#### [Work order]
All the entries need to be duplicated exactly, with the pictures omitted.

[[ Data provided open ]]

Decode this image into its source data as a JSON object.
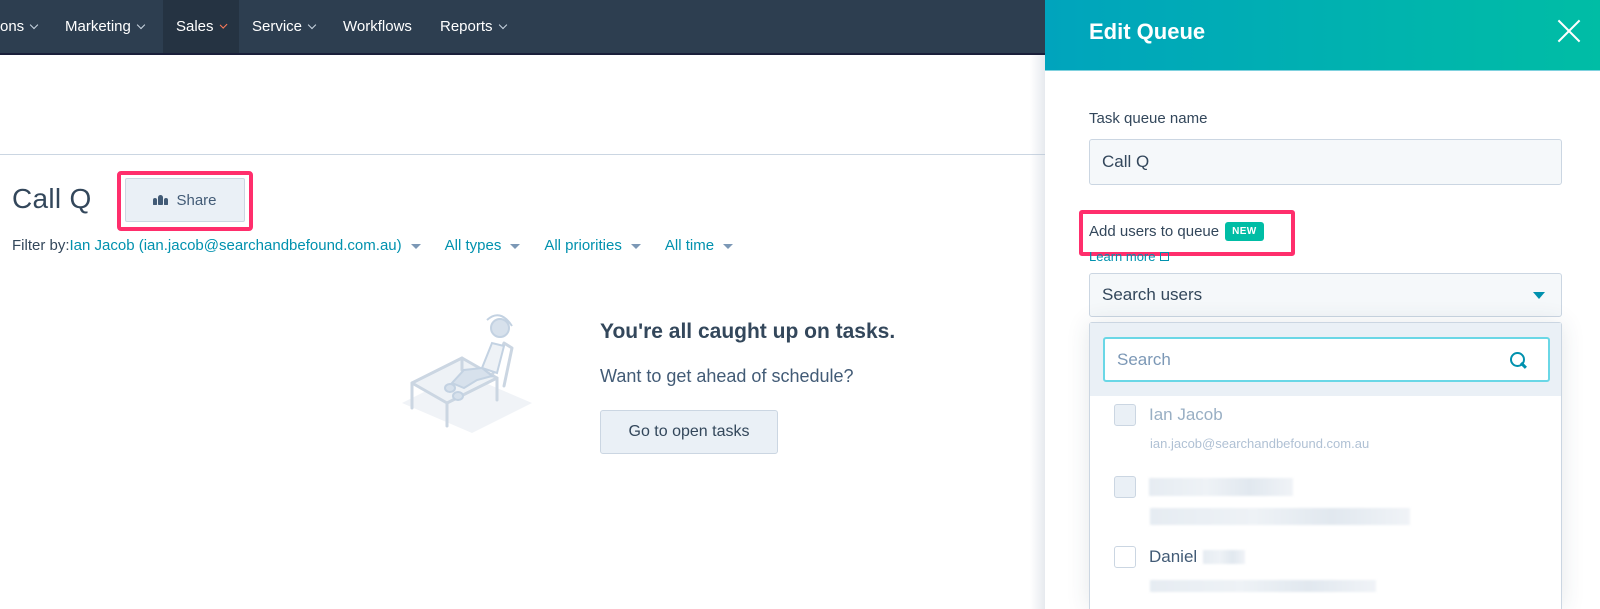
{
  "topnav": {
    "items": [
      {
        "label": "ons",
        "has_dropdown": true,
        "active": false
      },
      {
        "label": "Marketing",
        "has_dropdown": true,
        "active": false
      },
      {
        "label": "Sales",
        "has_dropdown": true,
        "active": true
      },
      {
        "label": "Service",
        "has_dropdown": true,
        "active": false
      },
      {
        "label": "Workflows",
        "has_dropdown": false,
        "active": false
      },
      {
        "label": "Reports",
        "has_dropdown": true,
        "active": false
      }
    ]
  },
  "page": {
    "title": "Call Q",
    "share_label": "Share",
    "filter": {
      "label": "Filter by:",
      "owner": "Ian Jacob (ian.jacob@searchandbefound.com.au)",
      "types": "All types",
      "priorities": "All priorities",
      "time": "All time"
    },
    "empty_state": {
      "title": "You're all caught up on tasks.",
      "subtitle": "Want to get ahead of schedule?",
      "button_label": "Go to open tasks"
    }
  },
  "panel": {
    "title": "Edit Queue",
    "queue_name_label": "Task queue name",
    "queue_name_value": "Call Q",
    "add_users_label": "Add users to queue",
    "new_badge": "NEW",
    "learn_more": "Learn more",
    "users_select_placeholder": "Search users",
    "search_placeholder": "Search",
    "users": [
      {
        "name": "Ian Jacob",
        "email": "ian.jacob@searchandbefound.com.au",
        "disabled": true
      },
      {
        "name": "",
        "email": "",
        "disabled": true,
        "redacted": true
      },
      {
        "name": "Daniel",
        "email": "",
        "disabled": false,
        "redacted": true
      }
    ]
  },
  "colors": {
    "nav_bg": "#2d3e50",
    "accent_link": "#0091ae",
    "header_gradient_start": "#00a4bd",
    "header_gradient_end": "#00bda5",
    "highlight": "#ff2e6c",
    "badge": "#00bda5"
  }
}
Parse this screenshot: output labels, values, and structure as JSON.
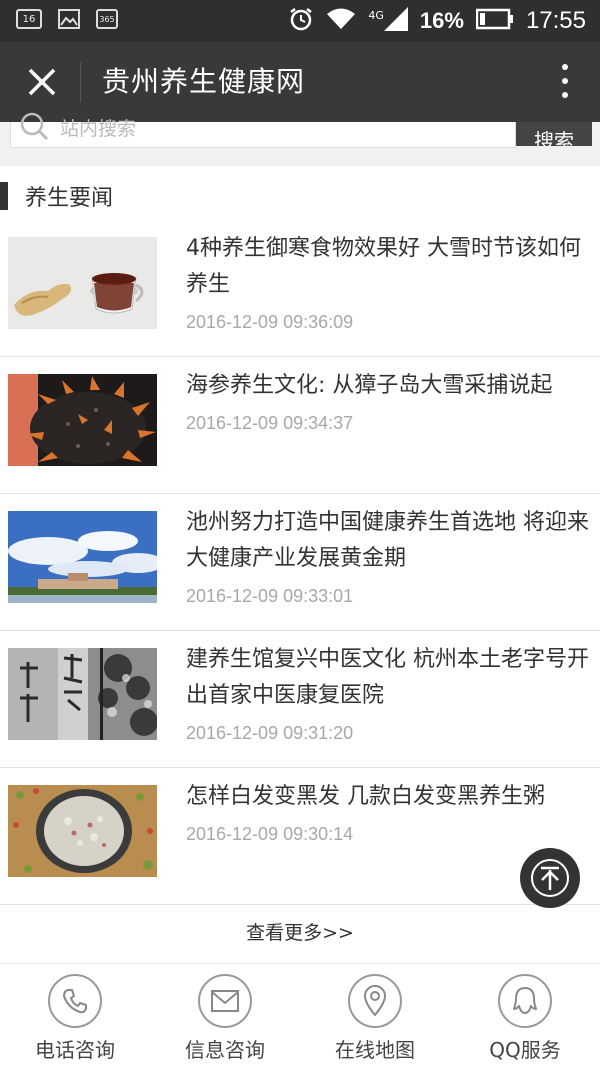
{
  "status_bar": {
    "left_icons": [
      "calendar-16-icon",
      "image-icon",
      "calendar-365-icon"
    ],
    "calendar_day": "16",
    "calendar_year": "365",
    "network": "4G",
    "battery": "16%",
    "time": "17:55"
  },
  "header": {
    "title": "贵州养生健康网"
  },
  "search": {
    "placeholder": "站内搜索",
    "button_label": "搜索"
  },
  "section": {
    "title": "养生要闻"
  },
  "news": [
    {
      "title": "4种养生御寒食物效果好 大雪时节该如何养生",
      "date": "2016-12-09 09:36:09"
    },
    {
      "title": "海参养生文化: 从獐子岛大雪采捕说起",
      "date": "2016-12-09 09:34:37"
    },
    {
      "title": "池州努力打造中国健康养生首选地 将迎来大健康产业发展黄金期",
      "date": "2016-12-09 09:33:01"
    },
    {
      "title": "建养生馆复兴中医文化 杭州本土老字号开出首家中医康复医院",
      "date": "2016-12-09 09:31:20"
    },
    {
      "title": "怎样白发变黑发 几款白发变黑养生粥",
      "date": "2016-12-09 09:30:14"
    }
  ],
  "more_link": "查看更多>>",
  "bottom_nav": [
    {
      "label": "电话咨询",
      "icon": "phone-icon"
    },
    {
      "label": "信息咨询",
      "icon": "mail-icon"
    },
    {
      "label": "在线地图",
      "icon": "map-pin-icon"
    },
    {
      "label": "QQ服务",
      "icon": "qq-icon"
    }
  ],
  "colors": {
    "status_bar": "#2f2f2f",
    "title_bar": "#393939",
    "accent": "#333333",
    "date_text": "#a8a8a8"
  }
}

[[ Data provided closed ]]

#### [Problem solution]
Decode this image into its source data as a JSON object.
{
  "topnav": {
    "items": [
      {
        "label": "ons",
        "has_dropdown": true,
        "active": false
      },
      {
        "label": "Marketing",
        "has_dropdown": true,
        "active": false
      },
      {
        "label": "Sales",
        "has_dropdown": true,
        "active": true
      },
      {
        "label": "Service",
        "has_dropdown": true,
        "active": false
      },
      {
        "label": "Workflows",
        "has_dropdown": false,
        "active": false
      },
      {
        "label": "Reports",
        "has_dropdown": true,
        "active": false
      }
    ]
  },
  "page": {
    "title": "Call Q",
    "share_label": "Share",
    "filter": {
      "label": "Filter by:",
      "owner": "Ian Jacob (ian.jacob@searchandbefound.com.au)",
      "types": "All types",
      "priorities": "All priorities",
      "time": "All time"
    },
    "empty_state": {
      "title": "You're all caught up on tasks.",
      "subtitle": "Want to get ahead of schedule?",
      "button_label": "Go to open tasks"
    }
  },
  "panel": {
    "title": "Edit Queue",
    "queue_name_label": "Task queue name",
    "queue_name_value": "Call Q",
    "add_users_label": "Add users to queue",
    "new_badge": "NEW",
    "learn_more": "Learn more",
    "users_select_placeholder": "Search users",
    "search_placeholder": "Search",
    "users": [
      {
        "name": "Ian Jacob",
        "email": "ian.jacob@searchandbefound.com.au",
        "disabled": true
      },
      {
        "name": "",
        "email": "",
        "disabled": true,
        "redacted": true
      },
      {
        "name": "Daniel",
        "email": "",
        "disabled": false,
        "redacted": true
      }
    ]
  },
  "colors": {
    "nav_bg": "#2d3e50",
    "accent_link": "#0091ae",
    "header_gradient_start": "#00a4bd",
    "header_gradient_end": "#00bda5",
    "highlight": "#ff2e6c",
    "badge": "#00bda5"
  }
}
Parse this screenshot: output labels, values, and structure as JSON.
{
  "status_bar": {
    "left_icons": [
      "calendar-16-icon",
      "image-icon",
      "calendar-365-icon"
    ],
    "calendar_day": "16",
    "calendar_year": "365",
    "network": "4G",
    "battery": "16%",
    "time": "17:55"
  },
  "header": {
    "title": "贵州养生健康网"
  },
  "search": {
    "placeholder": "站内搜索",
    "button_label": "搜索"
  },
  "section": {
    "title": "养生要闻"
  },
  "news": [
    {
      "title": "4种养生御寒食物效果好 大雪时节该如何养生",
      "date": "2016-12-09 09:36:09"
    },
    {
      "title": "海参养生文化: 从獐子岛大雪采捕说起",
      "date": "2016-12-09 09:34:37"
    },
    {
      "title": "池州努力打造中国健康养生首选地 将迎来大健康产业发展黄金期",
      "date": "2016-12-09 09:33:01"
    },
    {
      "title": "建养生馆复兴中医文化 杭州本土老字号开出首家中医康复医院",
      "date": "2016-12-09 09:31:20"
    },
    {
      "title": "怎样白发变黑发 几款白发变黑养生粥",
      "date": "2016-12-09 09:30:14"
    }
  ],
  "more_link": "查看更多>>",
  "bottom_nav": [
    {
      "label": "电话咨询",
      "icon": "phone-icon"
    },
    {
      "label": "信息咨询",
      "icon": "mail-icon"
    },
    {
      "label": "在线地图",
      "icon": "map-pin-icon"
    },
    {
      "label": "QQ服务",
      "icon": "qq-icon"
    }
  ],
  "colors": {
    "status_bar": "#2f2f2f",
    "title_bar": "#393939",
    "accent": "#333333",
    "date_text": "#a8a8a8"
  }
}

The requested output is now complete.